Colored emphasis added…
This ‘definite article’ theory was not used by the early church fathers to distinguish between persons of the Godhead, and it should also be rejected today. It is sit on very shaky ground, and it is contradicted by scripture itself.
Again, this is a very unstable argument. The trinity is a word which describes the unique relationship between the Father, Son and Holy Spirit. There are many different models of the trinity that can be used, even the one that you use, Paidion, which rejects the Holy Spirit. I personally had problems with the term because of its association with gnosticism, as the 2nd century gnostic (and bishop), Valentinus, had proposed a model of the trinity which was eventually adopted by the bishops of Rome, and it is very close to the Nicene model of the trinity that the entire churches have now succumbed to, as confessed by Marcellus of Ancyra:
It was Valentinus who opened the can of worms and poisoned the trinity well. 2nd and 3rd century Roman bishops, Zephyrinus and Callistus, had first entertained the gnostic trinity; but that alone does not disqualify the usage of the term. There is no need to throw the baby out with the dirty bath water. The term can be used to describe the Godhead as I understand it, as well as it can be used to describe the Godhead as you understand it. The problem lies in the word association, not in the word itself.
Another non-biblical word that is frequently used by christians is incarnation. The fact that the word is not found in scripture does not negate the usage of the term.
What is ‘the Godhead’?
Def: the essential being of God.
That’s a ‘good enough’ definition?
Yes, it is a term that represents the entire domain of God rather than the individual persons of the Father, Son and Holy Ghost.
Certainly we’re free to do that. No one is preventing us from using “Turnip” or any other word.
I’m not offended. I simply think it does not correctly describe the Son of God.
To the best of my knowledge, no one is forbidding the usage of ANY term.
Of course not, but it clearly denotes the Father, only true God, whereas the concept of Trinity seems to be a mere man-made invention which we find nowhere in scripture (I am not referring to the word “Trinity”, but to the concept).
I don’t think those two men invented the idea.
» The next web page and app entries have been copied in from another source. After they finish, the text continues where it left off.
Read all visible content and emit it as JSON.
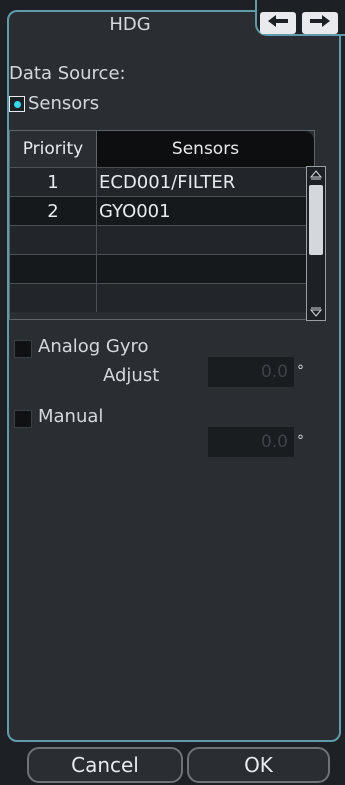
{
  "dialog": {
    "title": "HDG",
    "nav": {
      "prev_icon": "arrow-left-icon",
      "next_icon": "arrow-right-icon"
    }
  },
  "data_source": {
    "label": "Data Source:",
    "sensors_option": {
      "label": "Sensors",
      "selected": true
    }
  },
  "table": {
    "headers": {
      "priority": "Priority",
      "sensors": "Sensors"
    },
    "rows": [
      {
        "priority": "1",
        "sensor": "ECD001/FILTER"
      },
      {
        "priority": "2",
        "sensor": "GYO001"
      },
      {
        "priority": "",
        "sensor": ""
      },
      {
        "priority": "",
        "sensor": ""
      },
      {
        "priority": "",
        "sensor": ""
      }
    ]
  },
  "analog_gyro": {
    "label": "Analog Gyro",
    "checked": false,
    "adjust_label": "Adjust",
    "adjust_value": "0.0",
    "unit": "°"
  },
  "manual": {
    "label": "Manual",
    "checked": false,
    "value": "0.0",
    "unit": "°"
  },
  "buttons": {
    "cancel": "Cancel",
    "ok": "OK"
  },
  "colors": {
    "accent": "#39d7ea",
    "frame_border": "#5f9cab",
    "background": "#1d2125",
    "panel": "#2a2e32"
  }
}
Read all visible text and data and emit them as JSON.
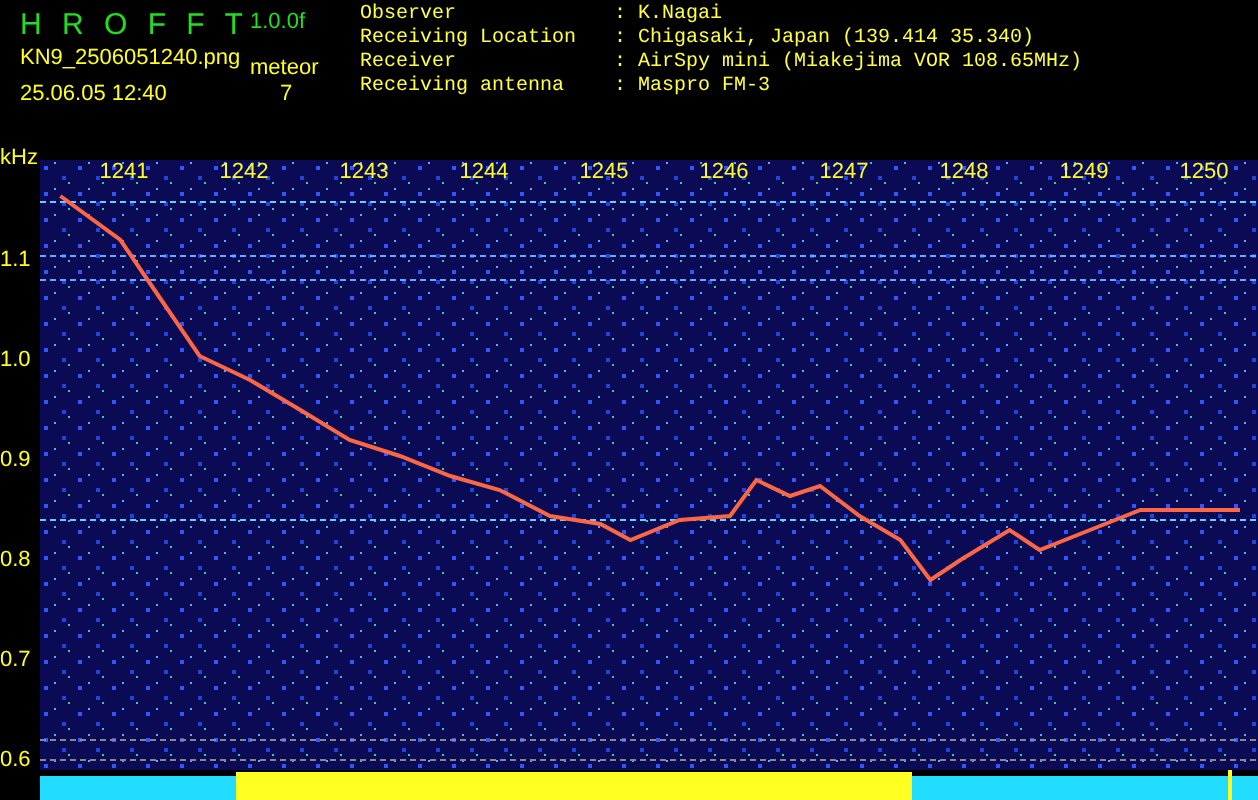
{
  "header": {
    "app_title": "H R O F F T",
    "version": "1.0.0f",
    "file_name": "KN9_2506051240.png",
    "timestamp": "25.06.05 12:40",
    "meteor_label": "meteor",
    "meteor_count": "7"
  },
  "info": [
    {
      "label": "Observer",
      "separator": ":",
      "value": "K.Nagai"
    },
    {
      "label": "Receiving Location",
      "separator": ":",
      "value": "Chigasaki, Japan (139.414 35.340)"
    },
    {
      "label": "Receiver",
      "separator": ":",
      "value": "AirSpy mini (Miakejima VOR 108.65MHz)"
    },
    {
      "label": "Receiving antenna",
      "separator": ":",
      "value": "Maspro FM-3"
    }
  ],
  "spectrogram": {
    "chart_data": {
      "type": "line",
      "ylabel": "kHz",
      "x": [
        1240.47,
        1240.97,
        1241.22,
        1241.63,
        1242.05,
        1242.47,
        1242.88,
        1243.3,
        1243.72,
        1244.13,
        1244.55,
        1244.97,
        1245.22,
        1245.63,
        1246.05,
        1246.27,
        1246.55,
        1246.8,
        1247.13,
        1247.47,
        1247.72,
        1247.97,
        1248.38,
        1248.63,
        1249.05,
        1249.47,
        1249.88,
        1250.3
      ],
      "xlim": [
        1240.3,
        1250.45
      ],
      "ylim": [
        0.59,
        1.2
      ],
      "ref_lines": [
        {
          "axis": "y",
          "value": 1.158,
          "color": "#66ccff"
        },
        {
          "axis": "y",
          "value": 1.104,
          "color": "#66aaff"
        },
        {
          "axis": "y",
          "value": 1.08,
          "color": "#66aaff"
        },
        {
          "axis": "y",
          "value": 0.84,
          "color": "#66ccff"
        },
        {
          "axis": "y",
          "value": 0.62,
          "color": "#888888"
        },
        {
          "axis": "y",
          "value": 0.6,
          "color": "#888888"
        }
      ],
      "series": [
        {
          "color": "#ff6644",
          "values": [
            1.164,
            1.12,
            1.076,
            1.004,
            0.98,
            0.95,
            0.92,
            0.904,
            0.884,
            0.87,
            0.844,
            0.836,
            0.82,
            0.84,
            0.844,
            0.88,
            0.864,
            0.874,
            0.844,
            0.82,
            0.78,
            0.8,
            0.83,
            0.81,
            0.83,
            0.85,
            0.85,
            0.85
          ]
        }
      ],
      "xticks": [
        1241,
        1242,
        1243,
        1244,
        1245,
        1246,
        1247,
        1248,
        1249,
        1250
      ],
      "yticks": [
        {
          "value": 1.1,
          "label": "1.1"
        },
        {
          "value": 1.0,
          "label": "1.0"
        },
        {
          "value": 0.9,
          "label": "0.9"
        },
        {
          "value": 0.8,
          "label": "0.8"
        },
        {
          "value": 0.7,
          "label": "0.7"
        },
        {
          "value": 0.6,
          "label": "0.6"
        }
      ]
    }
  }
}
Clearly in some cases the absence of the article DOES refer to a lesser god (Acts 12:22, 26:6).
In other cases the word “theos” without the article or any other modifier refers to the QUALITY of being divine, such as the second occurence in
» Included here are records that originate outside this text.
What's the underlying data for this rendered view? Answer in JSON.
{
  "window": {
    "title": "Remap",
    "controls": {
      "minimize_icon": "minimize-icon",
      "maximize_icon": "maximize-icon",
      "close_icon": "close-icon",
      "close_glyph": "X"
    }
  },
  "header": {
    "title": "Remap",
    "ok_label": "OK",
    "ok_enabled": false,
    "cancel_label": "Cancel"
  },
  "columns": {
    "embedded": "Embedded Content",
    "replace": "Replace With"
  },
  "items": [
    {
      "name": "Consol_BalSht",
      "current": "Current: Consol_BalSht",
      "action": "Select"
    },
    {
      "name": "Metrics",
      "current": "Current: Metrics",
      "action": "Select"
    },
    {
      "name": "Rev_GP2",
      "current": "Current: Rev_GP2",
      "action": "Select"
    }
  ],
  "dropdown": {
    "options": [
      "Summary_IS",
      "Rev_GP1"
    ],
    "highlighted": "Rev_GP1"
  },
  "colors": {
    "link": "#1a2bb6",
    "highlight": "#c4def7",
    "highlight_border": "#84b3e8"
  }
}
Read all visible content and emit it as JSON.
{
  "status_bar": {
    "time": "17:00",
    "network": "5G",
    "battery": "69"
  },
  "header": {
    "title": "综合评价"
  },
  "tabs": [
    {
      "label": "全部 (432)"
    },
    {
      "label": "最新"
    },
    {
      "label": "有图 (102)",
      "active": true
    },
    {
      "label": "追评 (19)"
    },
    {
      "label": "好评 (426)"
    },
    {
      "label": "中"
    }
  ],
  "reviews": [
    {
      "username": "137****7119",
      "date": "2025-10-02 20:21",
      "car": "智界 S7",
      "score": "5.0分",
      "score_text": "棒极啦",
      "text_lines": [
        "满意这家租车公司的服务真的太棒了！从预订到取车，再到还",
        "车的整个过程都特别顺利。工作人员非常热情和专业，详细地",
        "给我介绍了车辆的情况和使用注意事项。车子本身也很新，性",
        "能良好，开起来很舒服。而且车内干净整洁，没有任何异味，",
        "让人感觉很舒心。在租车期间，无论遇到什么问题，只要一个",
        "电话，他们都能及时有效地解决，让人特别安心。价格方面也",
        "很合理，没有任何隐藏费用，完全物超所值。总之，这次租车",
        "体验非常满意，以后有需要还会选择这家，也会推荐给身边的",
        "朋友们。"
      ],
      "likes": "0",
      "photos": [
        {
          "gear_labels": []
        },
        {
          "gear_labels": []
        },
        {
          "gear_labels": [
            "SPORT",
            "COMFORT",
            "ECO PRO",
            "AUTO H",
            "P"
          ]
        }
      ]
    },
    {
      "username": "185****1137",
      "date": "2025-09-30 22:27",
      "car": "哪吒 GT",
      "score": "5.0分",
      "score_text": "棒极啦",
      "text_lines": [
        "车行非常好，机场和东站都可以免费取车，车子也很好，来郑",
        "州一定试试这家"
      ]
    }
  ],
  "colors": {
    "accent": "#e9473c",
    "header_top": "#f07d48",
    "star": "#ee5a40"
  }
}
John 1:1 (Note: there is not a “definite” and “indefinite” article in Greek as there is in English. There is just an article.)
This doesn’t prove anything about it, since “the idea” doesn’t apply to words other than “theos”. However, having said this, let me affirm that I do not believe that “theos” without the article necessarily refers to a lesser god. The second occurence of “theos” in John 1:1 refers to the Logos, the Son of God, and He is no less divine than the Father. Nevertheless, He is secondary in POSITION. He always obeyed the Father both here on earth and in His pre-incarnate state. And in the end when everything comes under His dominion, He will turn the kingdom over to the Father that God (the Father) may be all in all! (I Cor. 15).
It still stands that when “theos” is used WITH the article (and no other modifier) it ALWAYS refers to the Father alone. He is “the God.” Jesus is divine. He may be called “God” in the generic sense, but He is not “the God”. In His prayer to the Father, Jesus addressed Him as “the only true God.” (John 17:3)